If, as actor Joel Kinnaman contends, you become a new person every 10 years, that bodes well for his character in “For All Mankind,” a fictionalized look at the space race.
In the first season, Kinnaman’s calculating astronaut Edward Baldwin was hardly a role model. He complained about the United States’ position in the world and wasn’t above sharing his anger.
In the second season – set 10 years later -- “Ed is happier and more content and just seems at peace with life,” Kinnaman says. “At the end of the first season he suffered through the ultimate tragedy: the loss of a child. As an actor, that is the great challenge – to sort of portray that kind of trauma. For me, it was one of the most exciting parts of playing this character.”
In the show’s alternate universe, the Soviet Union beat the United States to the moon. That changed the dynamics at NASA and began a series of moves designed to catch up and move past the rivals.
In season two, both countries have bases on the moon. As in the first season, historic figures weave in and out of the fictional world.
“In the writers’ room, we came up with a lot of ideas and a lot of things that fit into the alternate timeline,” co-creator Ronald D. Moore says. “And then it was about, well, ‘What are the things that fit within the story that are important to know?’ Like the progress of the Cold War.”
“We’re adapting history,” co-creator Ben Nedivi adds. “The fun of that is picking and choosing the things that change but also the things that didn’t change. (We’re) finishing the stories that never got their chance.”
The Mercury astronauts, for example, never got to be a part of the space program. In the revision, that’s not the case. Politicians get a second chance; pop culture takes a hit.
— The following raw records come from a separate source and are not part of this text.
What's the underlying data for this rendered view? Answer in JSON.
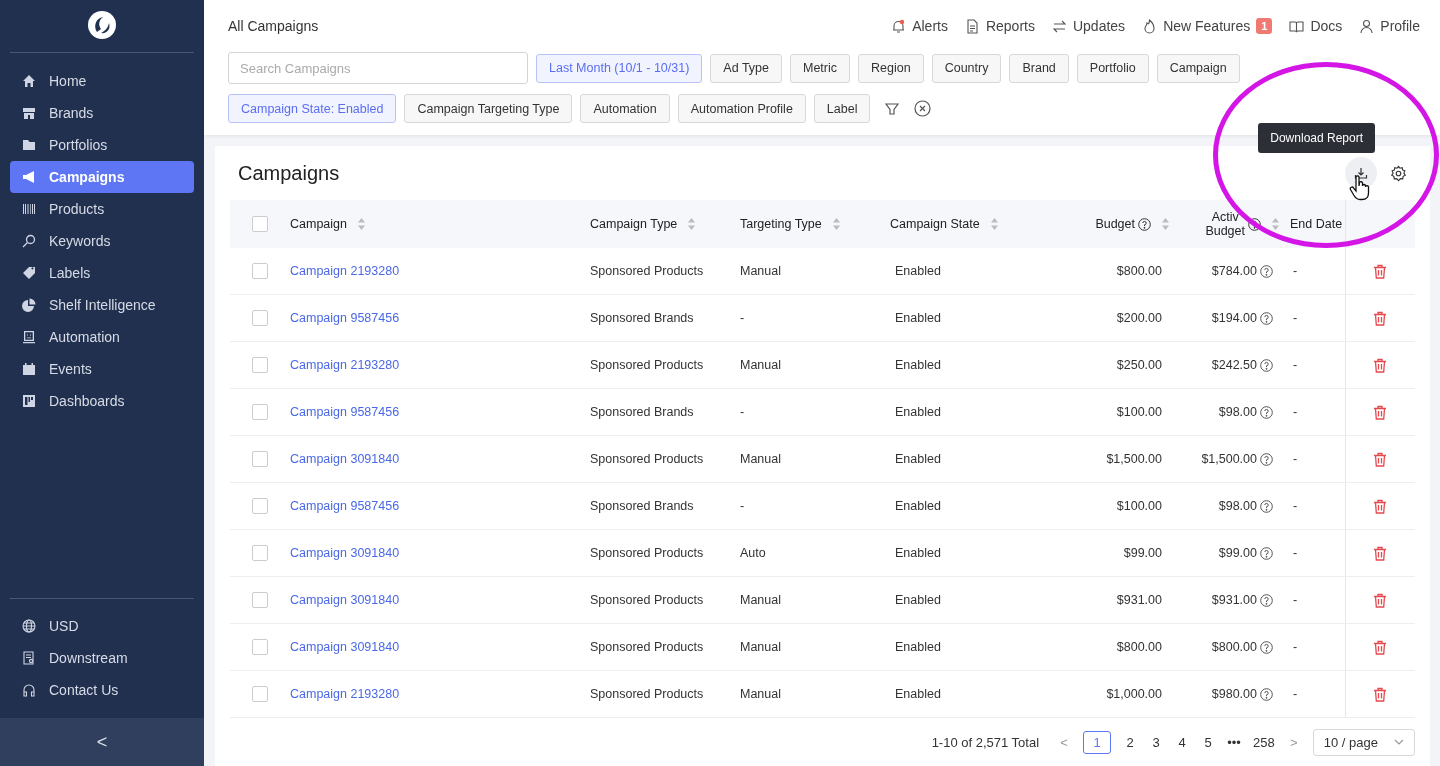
{
  "sidebar": {
    "items": [
      {
        "label": "Home",
        "selected": false
      },
      {
        "label": "Brands",
        "selected": false
      },
      {
        "label": "Portfolios",
        "selected": false
      },
      {
        "label": "Campaigns",
        "selected": true
      },
      {
        "label": "Products",
        "selected": false
      },
      {
        "label": "Keywords",
        "selected": false
      },
      {
        "label": "Labels",
        "selected": false
      },
      {
        "label": "Shelf Intelligence",
        "selected": false
      },
      {
        "label": "Automation",
        "selected": false
      },
      {
        "label": "Events",
        "selected": false
      },
      {
        "label": "Dashboards",
        "selected": false
      }
    ],
    "bottom_items": [
      {
        "label": "USD"
      },
      {
        "label": "Downstream"
      },
      {
        "label": "Contact Us"
      }
    ],
    "collapse": "<"
  },
  "header": {
    "breadcrumb": "All Campaigns",
    "links": [
      {
        "label": "Alerts"
      },
      {
        "label": "Reports"
      },
      {
        "label": "Updates"
      },
      {
        "label": "New Features",
        "badge": "1"
      },
      {
        "label": "Docs"
      },
      {
        "label": "Profile"
      }
    ]
  },
  "filters": {
    "search": {
      "placeholder": "Search Campaigns"
    },
    "chips": [
      {
        "label": "Last Month (10/1 - 10/31)",
        "active": true
      },
      {
        "label": "Ad Type",
        "active": false
      },
      {
        "label": "Metric",
        "active": false
      },
      {
        "label": "Region",
        "active": false
      },
      {
        "label": "Country",
        "active": false
      },
      {
        "label": "Brand",
        "active": false
      },
      {
        "label": "Portfolio",
        "active": false
      },
      {
        "label": "Campaign",
        "active": false
      },
      {
        "label": "Campaign State: Enabled",
        "active": true
      },
      {
        "label": "Campaign Targeting Type",
        "active": false
      },
      {
        "label": "Automation",
        "active": false
      },
      {
        "label": "Automation Profile",
        "active": false
      },
      {
        "label": "Label",
        "active": false
      }
    ]
  },
  "table": {
    "title": "Campaigns",
    "tooltip": "Download Report",
    "all_checked": false,
    "columns": [
      {
        "label": "Campaign",
        "sortable": true,
        "help": false
      },
      {
        "label": "Campaign Type",
        "sortable": true,
        "help": false
      },
      {
        "label": "Targeting Type",
        "sortable": true,
        "help": false
      },
      {
        "label": "Campaign State",
        "sortable": true,
        "help": false
      },
      {
        "label": "Budget",
        "sortable": true,
        "help": true
      },
      {
        "label": "Activ",
        "label_2": "Budget",
        "sortable": true,
        "help": true
      },
      {
        "label": "End Date",
        "sortable": false,
        "help": false
      }
    ],
    "rows": [
      {
        "checked": false,
        "campaign": "Campaign 2193280",
        "type": "Sponsored Products",
        "targeting": "Manual",
        "state": "Enabled",
        "budget": "$800.00",
        "active_budget": "$784.00",
        "end_date": "-"
      },
      {
        "checked": false,
        "campaign": "Campaign 9587456",
        "type": "Sponsored Brands",
        "targeting": "-",
        "state": "Enabled",
        "budget": "$200.00",
        "active_budget": "$194.00",
        "end_date": "-"
      },
      {
        "checked": false,
        "campaign": "Campaign 2193280",
        "type": "Sponsored Products",
        "targeting": "Manual",
        "state": "Enabled",
        "budget": "$250.00",
        "active_budget": "$242.50",
        "end_date": "-"
      },
      {
        "checked": false,
        "campaign": "Campaign 9587456",
        "type": "Sponsored Brands",
        "targeting": "-",
        "state": "Enabled",
        "budget": "$100.00",
        "active_budget": "$98.00",
        "end_date": "-"
      },
      {
        "checked": false,
        "campaign": "Campaign 3091840",
        "type": "Sponsored Products",
        "targeting": "Manual",
        "state": "Enabled",
        "budget": "$1,500.00",
        "active_budget": "$1,500.00",
        "end_date": "-"
      },
      {
        "checked": false,
        "campaign": "Campaign 9587456",
        "type": "Sponsored Brands",
        "targeting": "-",
        "state": "Enabled",
        "budget": "$100.00",
        "active_budget": "$98.00",
        "end_date": "-"
      },
      {
        "checked": false,
        "campaign": "Campaign 3091840",
        "type": "Sponsored Products",
        "targeting": "Auto",
        "state": "Enabled",
        "budget": "$99.00",
        "active_budget": "$99.00",
        "end_date": "-"
      },
      {
        "checked": false,
        "campaign": "Campaign 3091840",
        "type": "Sponsored Products",
        "targeting": "Manual",
        "state": "Enabled",
        "budget": "$931.00",
        "active_budget": "$931.00",
        "end_date": "-"
      },
      {
        "checked": false,
        "campaign": "Campaign 3091840",
        "type": "Sponsored Products",
        "targeting": "Manual",
        "state": "Enabled",
        "budget": "$800.00",
        "active_budget": "$800.00",
        "end_date": "-"
      },
      {
        "checked": false,
        "campaign": "Campaign 2193280",
        "type": "Sponsored Products",
        "targeting": "Manual",
        "state": "Enabled",
        "budget": "$1,000.00",
        "active_budget": "$980.00",
        "end_date": "-"
      }
    ]
  },
  "pagination": {
    "summary": "1-10 of 2,571 Total",
    "prev": "<",
    "next": ">",
    "pages": [
      {
        "label": "1",
        "selected": true
      },
      {
        "label": "2",
        "selected": false
      },
      {
        "label": "3",
        "selected": false
      },
      {
        "label": "4",
        "selected": false
      },
      {
        "label": "5",
        "selected": false
      },
      {
        "label": "•••",
        "selected": false
      },
      {
        "label": "258",
        "selected": false
      }
    ],
    "page_size": "10 / page"
  }
}
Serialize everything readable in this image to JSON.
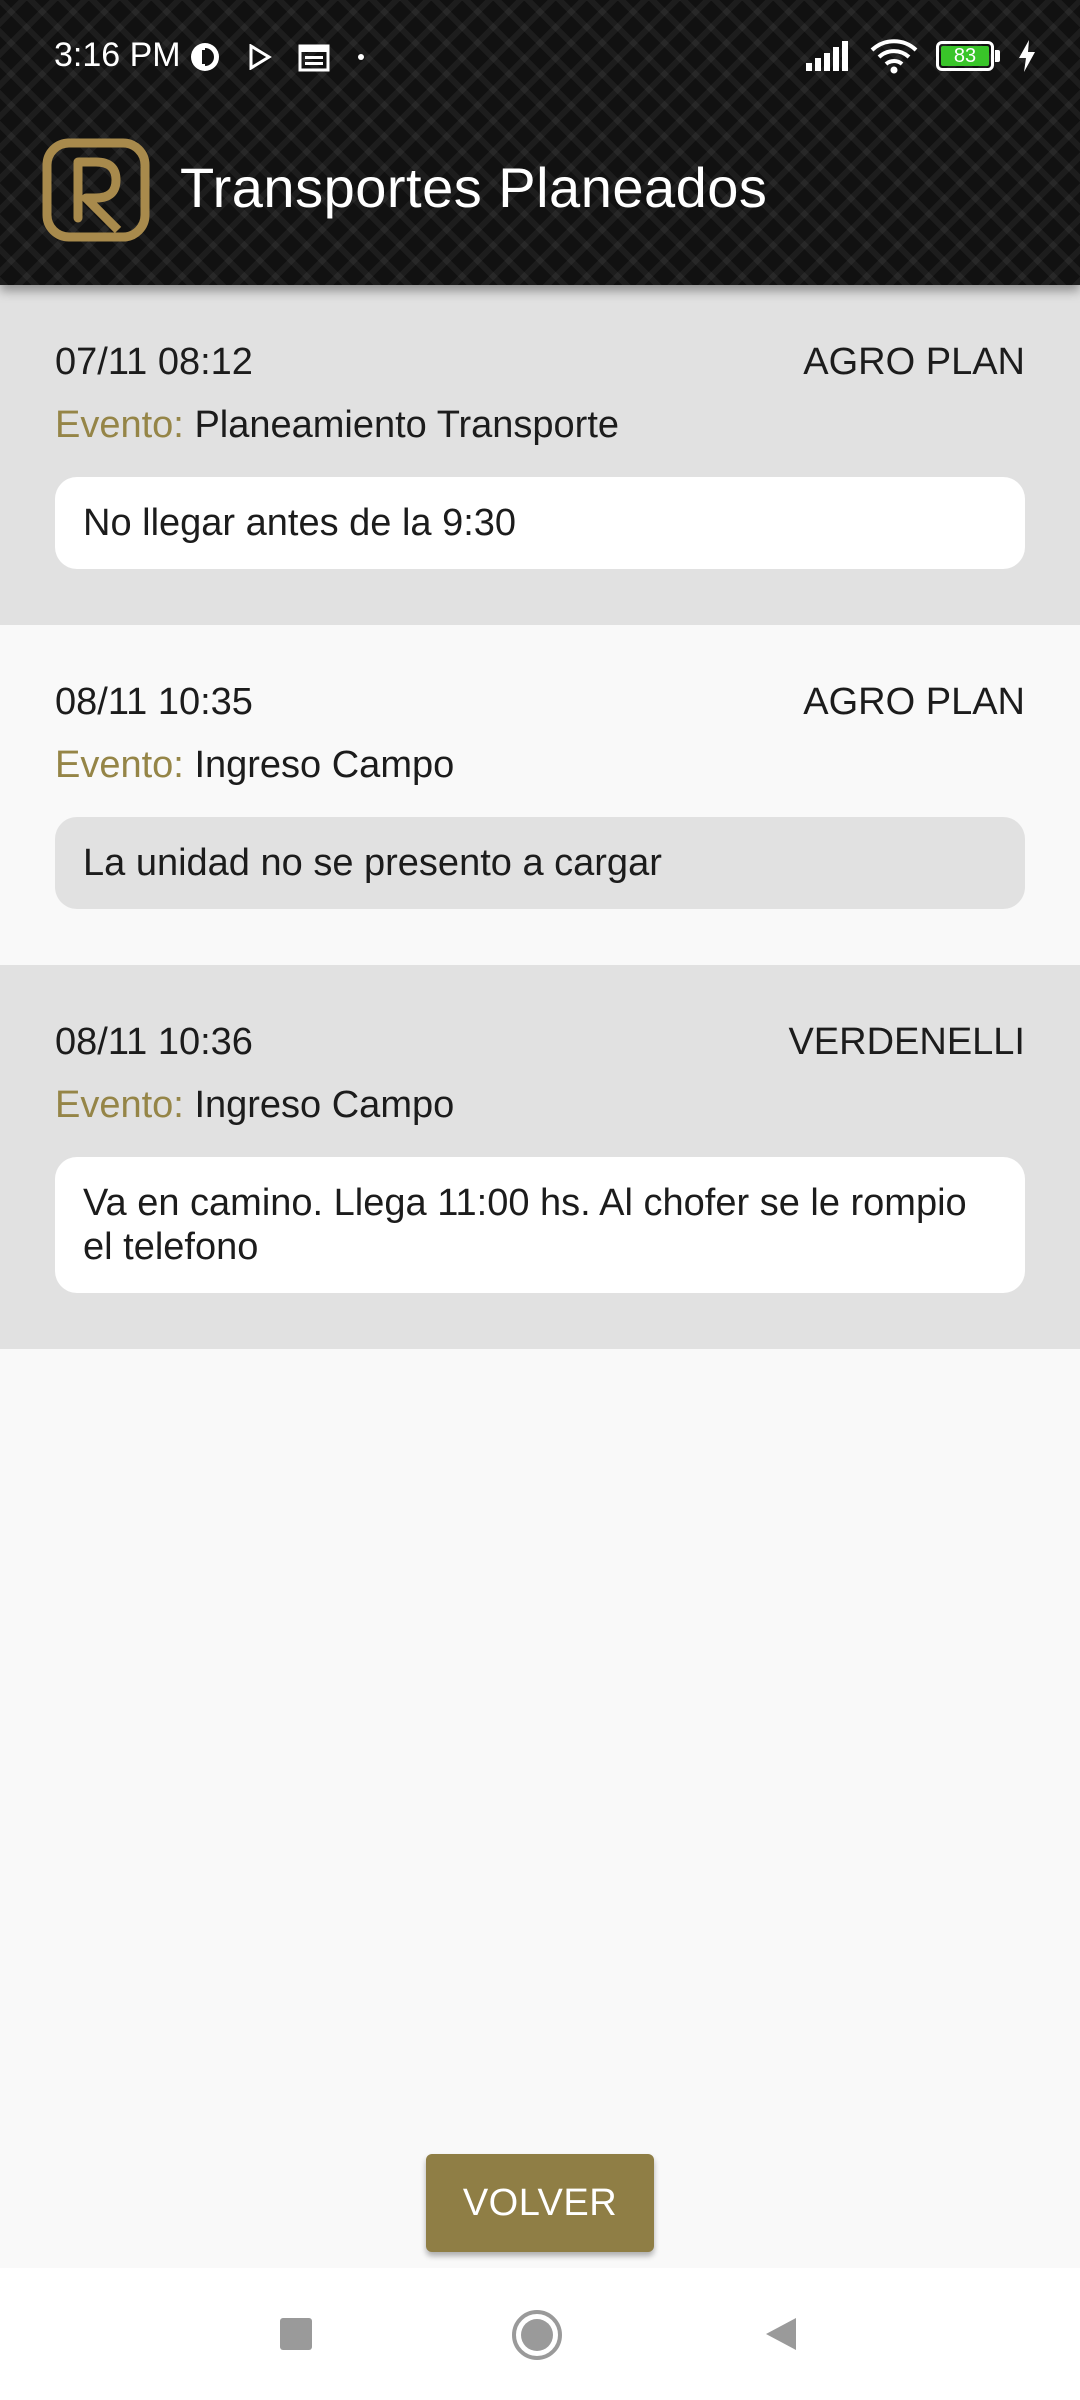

“If you see the first season, you think, ‘OK, a little alternate history but it kind of feels like “Mad Men” in the NASA environment,’” Kinnaman says. “But the vision for this show is so much bigger than that. Now we’re starting to show audiences what that vision is and it’s a lot of fun.”
In the new season, the Jamestown moon base has expanded and Ed is chief of the Astronaut Office.
To make sure audiences aren’t duped into thinking historical figures were actually a part of this world, “we always try to honor who they really were and nogt just change them radically or have them do crazy things just for our story purposes,” Moore says. “They’re usually in the show to serve a specific story function. That also then limits how much you can do with them, so we kind of populate the universe mostly with fictional characters.”
Already renewed for a third season, “For All Mankind” is expected to take even more leaps.
“The longer the show goes, the more we kind of branch off into our own alternate reality anyway and we get further and further from real-life figures that would have meaning in our particular story,” Moore says. “It’s something we’re always mindful of and we’re always very careful about.”
“For All Mankind” is streaming on Apple TV+.